We have been blessed with a mild autumn here in Minnesota, but that has come to an abrupt end. Our first snowfall for the season is not a light dusting of snowflakes; it is a full- blown blizzard. There was no working up to it over a period of weeks. Just a few days ago it was 67 degrees and sunny and now we have a foot of snow, 20 mph winds swirling more snow around, and little visibility. Winter is here, folks!
There is always something so magical and exciting about the first snowfall so I was determined to get out and enjoy it. However, taking my two large dogs and four- year- old son out for a walk felt like an arctic expedition (granted, we were out in an actual blizzard). First, the preparation to take a step outside took close to an eternity. I had to put on an extra pair of socks for Roland, take off his pants and finagle him into his snow bib, shove on his enormous snow boots, and finally put on his jacket, hat and gloves. I believe there was more winter gear than child. Then I quickly threw on my own clothes and leashed up the dogs who had been pacing around and whining the entire time. At this point my energy and patience was zapped, but I did not do all that work for nothing so I opened the door and we stepped out into the snow storm. Roland was uncertain about walking through the foot- high snow on our deck and getting down the steps was treacherous, but we eventually made it into our own back yard.

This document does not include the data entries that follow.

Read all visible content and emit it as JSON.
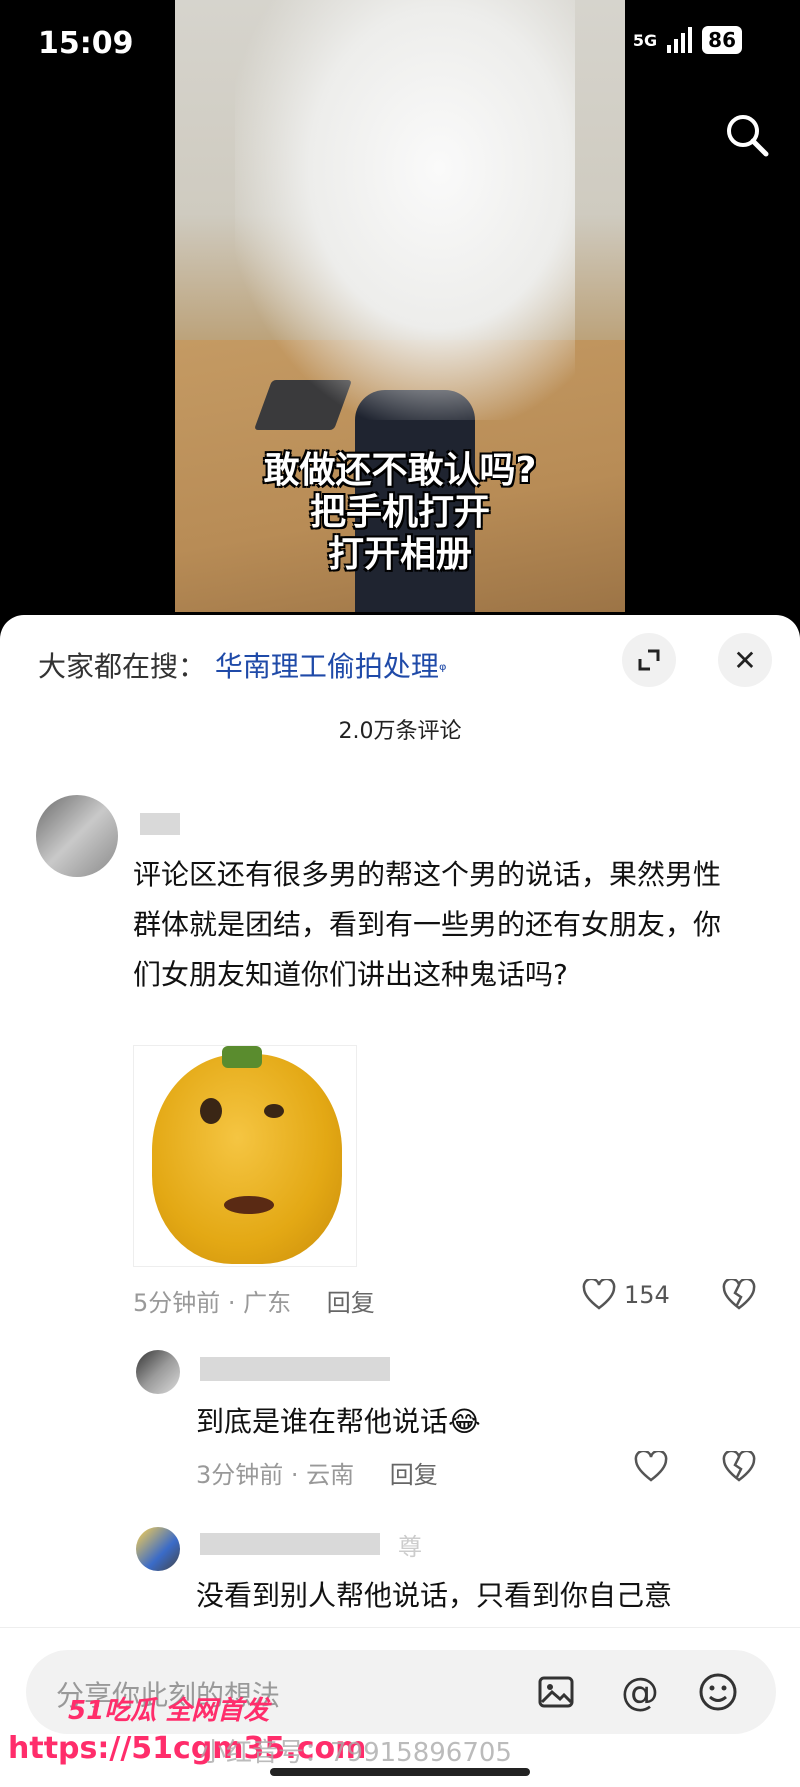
{
  "status": {
    "time": "15:09",
    "net1": "5G",
    "net2": "5G",
    "battery": "86"
  },
  "video": {
    "caption_lines": [
      "敢做还不敢认吗?",
      "把手机打开",
      "打开相册"
    ]
  },
  "sheet": {
    "trending_prefix": "大家都在搜：",
    "trending_keyword": "华南理工偷拍处理",
    "comment_count": "2.0万条评论"
  },
  "comments": [
    {
      "text": "评论区还有很多男的帮这个男的说话，果然男性群体就是团结，看到有一些男的还有女朋友，你们女朋友知道你们讲出这种鬼话吗?",
      "time": "5分钟前 · 广东",
      "reply_label": "回复",
      "likes": "154"
    }
  ],
  "replies": [
    {
      "text": "到底是谁在帮他说话",
      "emoji": "😂",
      "time": "3分钟前 · 云南",
      "reply_label": "回复"
    },
    {
      "text": "没看到别人帮他说话，只看到你自己意",
      "name_tail": "尊"
    }
  ],
  "input": {
    "placeholder": "分享你此刻的想法"
  },
  "watermark": {
    "line1": "51吃瓜 全网首发",
    "line2": "https://51cgm35.com",
    "douyin_id": "小红音号：79915896705"
  },
  "colors": {
    "link": "#1f4aa8",
    "watermark": "#ff2d6b"
  }
}
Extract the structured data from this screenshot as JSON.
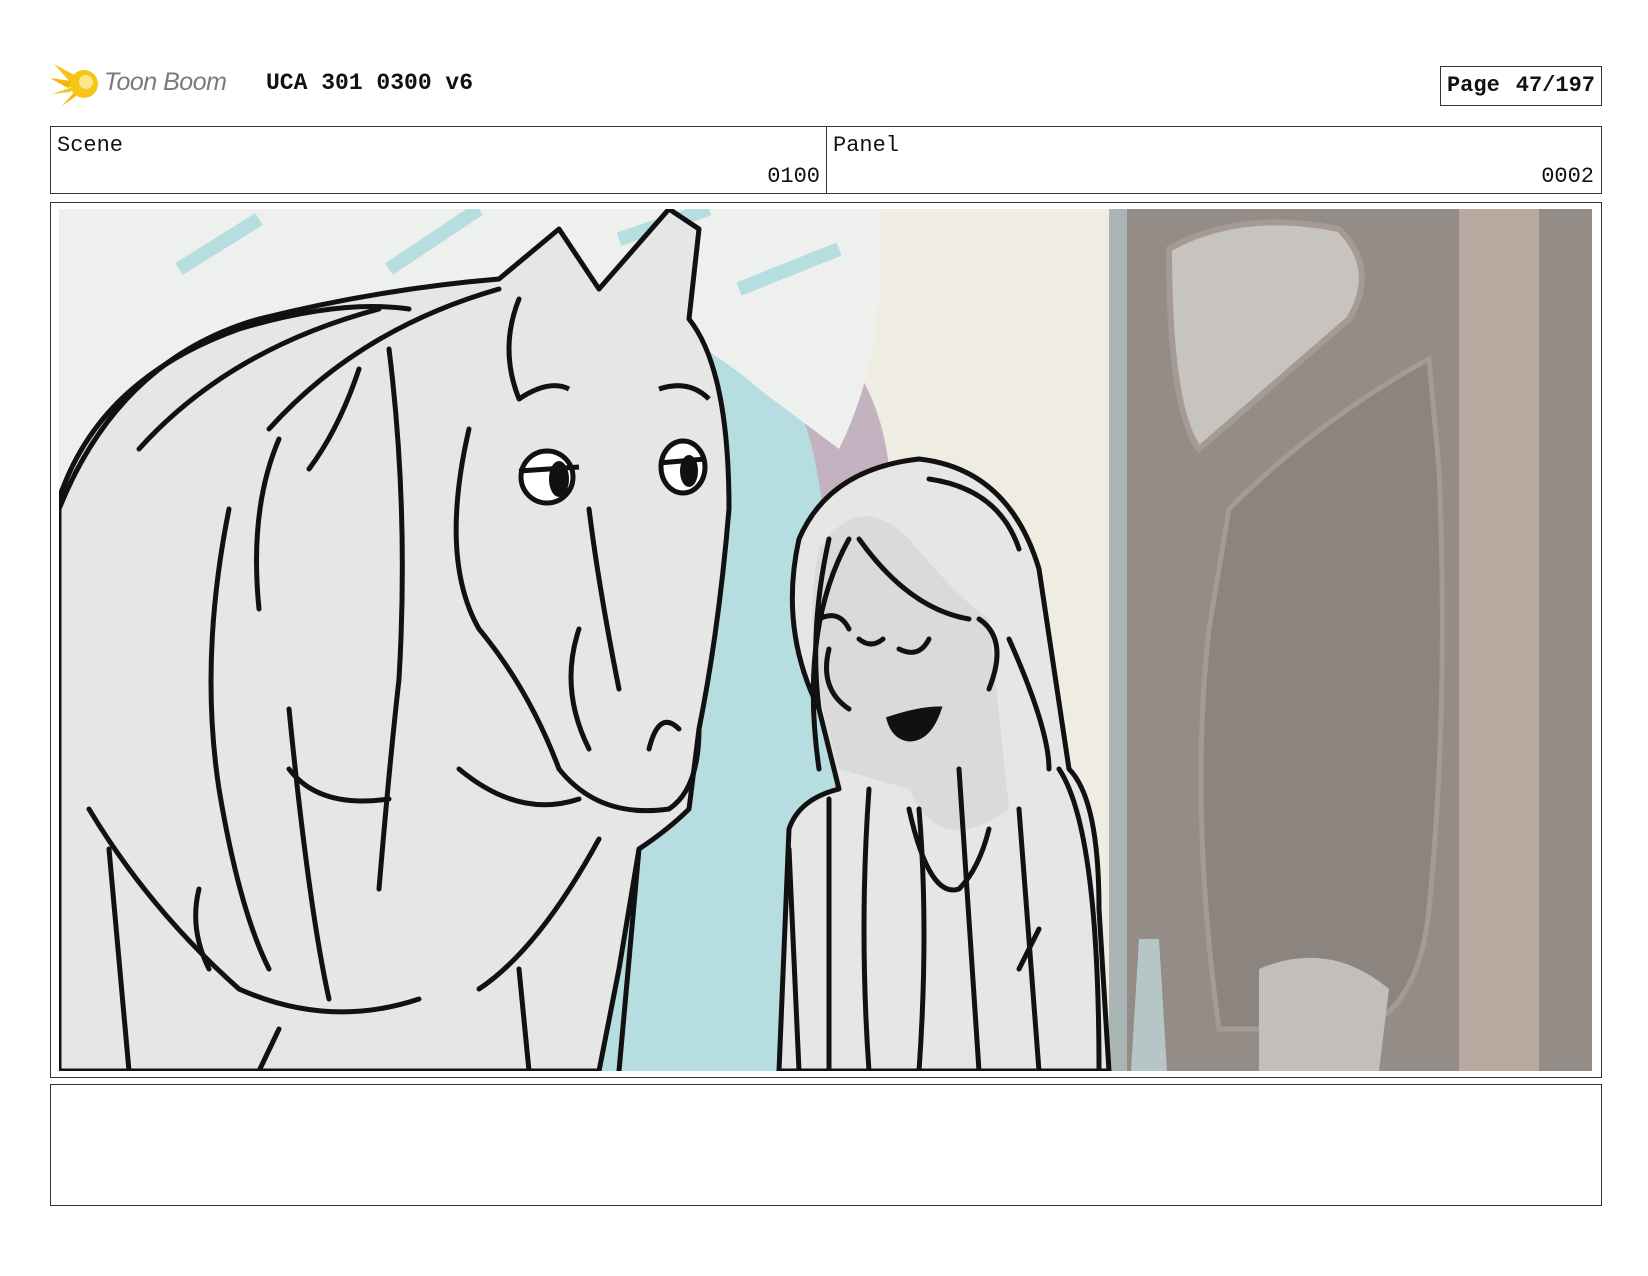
{
  "header": {
    "logo_text": "Toon Boom",
    "title": "UCA 301 0300 v6",
    "page_label": "Page",
    "page_number": "47/197"
  },
  "info": {
    "scene_label": "Scene",
    "scene_value": "0100",
    "panel_label": "Panel",
    "panel_value": "0002"
  },
  "colors": {
    "logo_yellow": "#f5c518",
    "border": "#333333",
    "sketch_fill": "#e6e6e6",
    "wall": "#efece2",
    "door": "#938c87",
    "window_blue": "#b6dde0",
    "arch_mauve": "#c3b2bf"
  },
  "notes": {
    "text": ""
  }
}
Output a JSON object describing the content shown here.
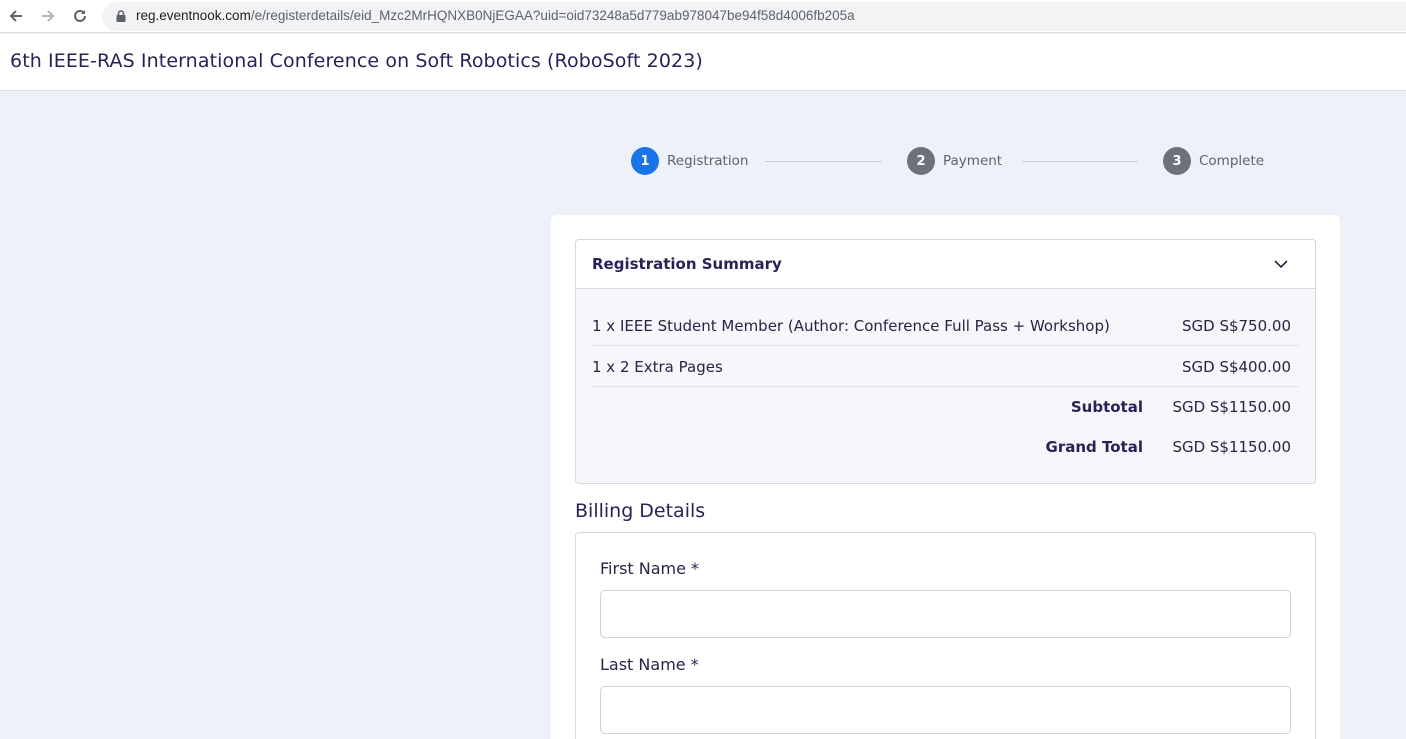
{
  "browser": {
    "url_domain": "reg.eventnook.com",
    "url_path": "/e/registerdetails/eid_Mzc2MrHQNXB0NjEGAA?uid=oid73248a5d779ab978047be94f58d4006fb205a"
  },
  "header": {
    "title": "6th IEEE-RAS International Conference on Soft Robotics (RoboSoft 2023)"
  },
  "stepper": {
    "steps": [
      {
        "number": "1",
        "label": "Registration",
        "state": "active"
      },
      {
        "number": "2",
        "label": "Payment",
        "state": "inactive"
      },
      {
        "number": "3",
        "label": "Complete",
        "state": "inactive"
      }
    ]
  },
  "summary": {
    "title": "Registration Summary",
    "items": [
      {
        "description": "1 x IEEE Student Member (Author: Conference Full Pass + Workshop)",
        "amount": "SGD S$750.00"
      },
      {
        "description": "1 x 2 Extra Pages",
        "amount": "SGD S$400.00"
      }
    ],
    "subtotal_label": "Subtotal",
    "subtotal_amount": "SGD S$1150.00",
    "grand_total_label": "Grand Total",
    "grand_total_amount": "SGD S$1150.00"
  },
  "billing": {
    "title": "Billing Details",
    "first_name_label": "First Name *",
    "first_name_value": "",
    "last_name_label": "Last Name *",
    "last_name_value": ""
  },
  "colors": {
    "accent": "#1a73e8",
    "inactive_step": "#6c727c",
    "title_text": "#2a1f57",
    "page_background": "#edf1f8"
  }
}
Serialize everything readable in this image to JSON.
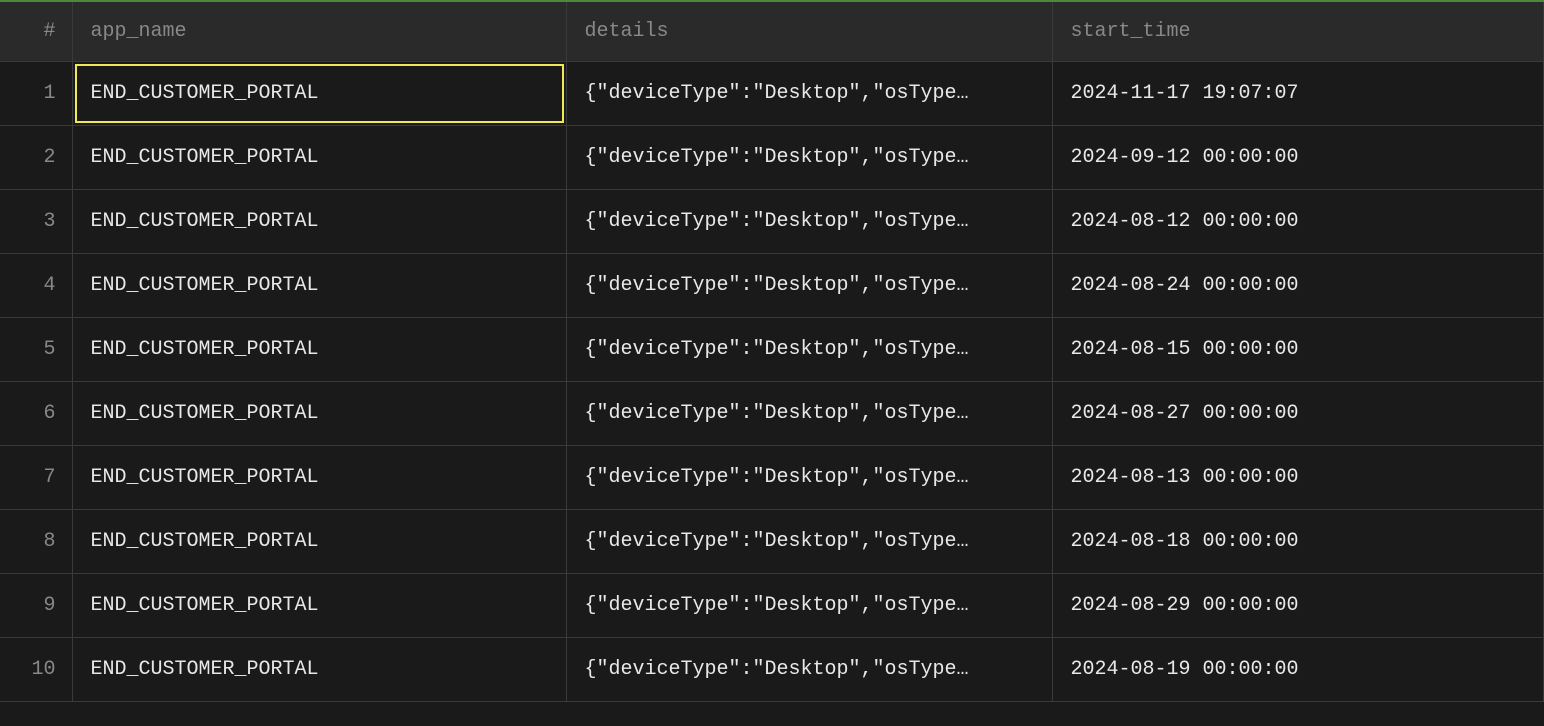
{
  "table": {
    "columns": {
      "index": "#",
      "app_name": "app_name",
      "details": "details",
      "start_time": "start_time"
    },
    "selected_cell": {
      "row": 0,
      "col": "app_name"
    },
    "rows": [
      {
        "index": "1",
        "app_name": "END_CUSTOMER_PORTAL",
        "details": "{\"deviceType\":\"Desktop\",\"osType…",
        "start_time": "2024-11-17 19:07:07"
      },
      {
        "index": "2",
        "app_name": "END_CUSTOMER_PORTAL",
        "details": "{\"deviceType\":\"Desktop\",\"osType…",
        "start_time": "2024-09-12 00:00:00"
      },
      {
        "index": "3",
        "app_name": "END_CUSTOMER_PORTAL",
        "details": "{\"deviceType\":\"Desktop\",\"osType…",
        "start_time": "2024-08-12 00:00:00"
      },
      {
        "index": "4",
        "app_name": "END_CUSTOMER_PORTAL",
        "details": "{\"deviceType\":\"Desktop\",\"osType…",
        "start_time": "2024-08-24 00:00:00"
      },
      {
        "index": "5",
        "app_name": "END_CUSTOMER_PORTAL",
        "details": "{\"deviceType\":\"Desktop\",\"osType…",
        "start_time": "2024-08-15 00:00:00"
      },
      {
        "index": "6",
        "app_name": "END_CUSTOMER_PORTAL",
        "details": "{\"deviceType\":\"Desktop\",\"osType…",
        "start_time": "2024-08-27 00:00:00"
      },
      {
        "index": "7",
        "app_name": "END_CUSTOMER_PORTAL",
        "details": "{\"deviceType\":\"Desktop\",\"osType…",
        "start_time": "2024-08-13 00:00:00"
      },
      {
        "index": "8",
        "app_name": "END_CUSTOMER_PORTAL",
        "details": "{\"deviceType\":\"Desktop\",\"osType…",
        "start_time": "2024-08-18 00:00:00"
      },
      {
        "index": "9",
        "app_name": "END_CUSTOMER_PORTAL",
        "details": "{\"deviceType\":\"Desktop\",\"osType…",
        "start_time": "2024-08-29 00:00:00"
      },
      {
        "index": "10",
        "app_name": "END_CUSTOMER_PORTAL",
        "details": "{\"deviceType\":\"Desktop\",\"osType…",
        "start_time": "2024-08-19 00:00:00"
      }
    ]
  }
}
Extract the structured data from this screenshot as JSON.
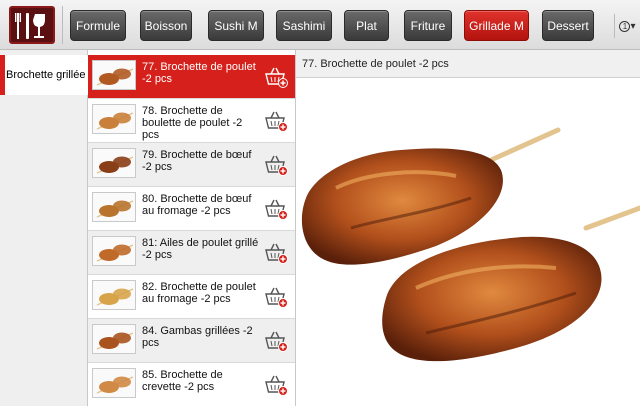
{
  "tabs": [
    {
      "label": "Formule",
      "active": false
    },
    {
      "label": "Boisson",
      "active": false
    },
    {
      "label": "Sushi M",
      "active": false
    },
    {
      "label": "Sashimi",
      "active": false
    },
    {
      "label": "Plat",
      "active": false
    },
    {
      "label": "Friture",
      "active": false
    },
    {
      "label": "Grillade M",
      "active": true
    },
    {
      "label": "Dessert",
      "active": false
    }
  ],
  "more_icon": "info-circle-chevron-icon",
  "category": {
    "label": "Brochette grillée"
  },
  "items": [
    {
      "label": "77. Brochette de poulet -2 pcs",
      "selected": true
    },
    {
      "label": "78. Brochette de boulette de poulet -2 pcs",
      "selected": false
    },
    {
      "label": "79. Brochette de bœuf -2 pcs",
      "selected": false
    },
    {
      "label": "80. Brochette de bœuf au fromage -2 pcs",
      "selected": false
    },
    {
      "label": "81: Ailes de poulet grillé -2 pcs",
      "selected": false
    },
    {
      "label": "82. Brochette de poulet au fromage -2 pcs",
      "selected": false
    },
    {
      "label": "84. Gambas grillées -2 pcs",
      "selected": false
    },
    {
      "label": "85. Brochette de crevette -2 pcs",
      "selected": false
    }
  ],
  "detail": {
    "title": "77. Brochette de poulet -2 pcs"
  },
  "colors": {
    "accent": "#d6201b",
    "tab_dark": "#3a3a3a"
  }
}
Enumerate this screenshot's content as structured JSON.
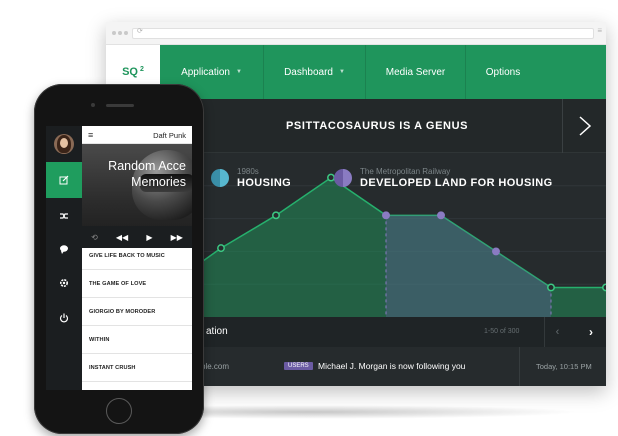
{
  "browser": {
    "logo": "SQ",
    "logo_sup": "2",
    "nav": [
      "Application",
      "Dashboard",
      "Media Server",
      "Options"
    ],
    "header_title": "PSITTACOSAURUS IS A GENUS",
    "legend": [
      {
        "sub": "1980s",
        "main": "HOUSING",
        "color": "#3a8fa8"
      },
      {
        "sub": "The Metropolitan Railway",
        "main": "DEVELOPED LAND FOR HOUSING",
        "color": "#6b5ba3"
      }
    ],
    "list_title": "ation",
    "pagination": "1-50 of 300",
    "activity": {
      "email": "ble.com",
      "badge": "USERS",
      "text": "Michael J. Morgan is now following you",
      "time": "Today, 10:15 PM"
    }
  },
  "chart_data": {
    "type": "area",
    "x": [
      1,
      2,
      3,
      4,
      5,
      6,
      7,
      8,
      9
    ],
    "series": [
      {
        "values": [
          18,
          42,
          62,
          85,
          62,
          62,
          40,
          18,
          18
        ],
        "color": "#1f955c"
      },
      {
        "values": [
          null,
          null,
          null,
          null,
          62,
          62,
          40,
          null,
          null
        ],
        "color": "#6b5ba3"
      }
    ],
    "ylim": [
      0,
      100
    ],
    "grid": true
  },
  "phone": {
    "artist": "Daft Punk",
    "album_title_line1": "Random Acce",
    "album_title_line2": "Memories",
    "tracks": [
      "GIVE LIFE BACK TO MUSIC",
      "THE GAME OF LOVE",
      "GIORGIO BY MORODER",
      "WITHIN",
      "INSTANT CRUSH"
    ],
    "sidebar_icons": [
      "edit-icon",
      "shuffle-icon",
      "chat-icon",
      "settings-icon",
      "power-icon"
    ]
  },
  "colors": {
    "accent": "#1f955c",
    "purple": "#6b5ba3",
    "dark": "#262b2d"
  }
}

After a bit, we got a rhythm down and Roland actually started to enjoy himself. We passed through the front yard, which was my original destination, but Roland said he was up for walking farther so we continued on. We walked through the one set of tire tracks down our quiet street so the going was easier. After we walked a while, I noticed the wind picking up and the visibility decreasing so I decided it was a good time to head back home. When I turned around, I realized the wind had been at our backs going out and now it was blowing stinging snow and ice in our faces. My spirits plummeted. Roland was doing surprisingly well before, but how was I ever going to get him home in this? He is not especially tough in inclement conditions. The weather had never been great, but now it was deteriorating quickly. Our gloves were wet and we could barely keep our eyes open because of the blowing snow. I yelled at Roland to walk right behind me so I could block the wind for him. Every few seconds I turned to make sure he was still following, but he wasn’t keeping up. He was trying to walk with his eyes closed, his entire face was covered in snot, and he looked overall pitiful. What was I doing taking my four- year- old son out in this weather? We were close to our house, but I felt like we were journeying through an arctic wasteland. We needed to get home quickly so I gripped both dog leashes with one hand (I had to control 200 lbs. of frisky dogs with one arm) and grabbed Roland’s hand with the other and trudged on. In a few minutes were we safe at home.
Just as we finished stripping our dripping wet clothes off, Roland asked to go outside again. I gave him my “You have got to be kidding me!” look.
We settled on some hot chocolate and watched the snow swirl around from our nice, warm home.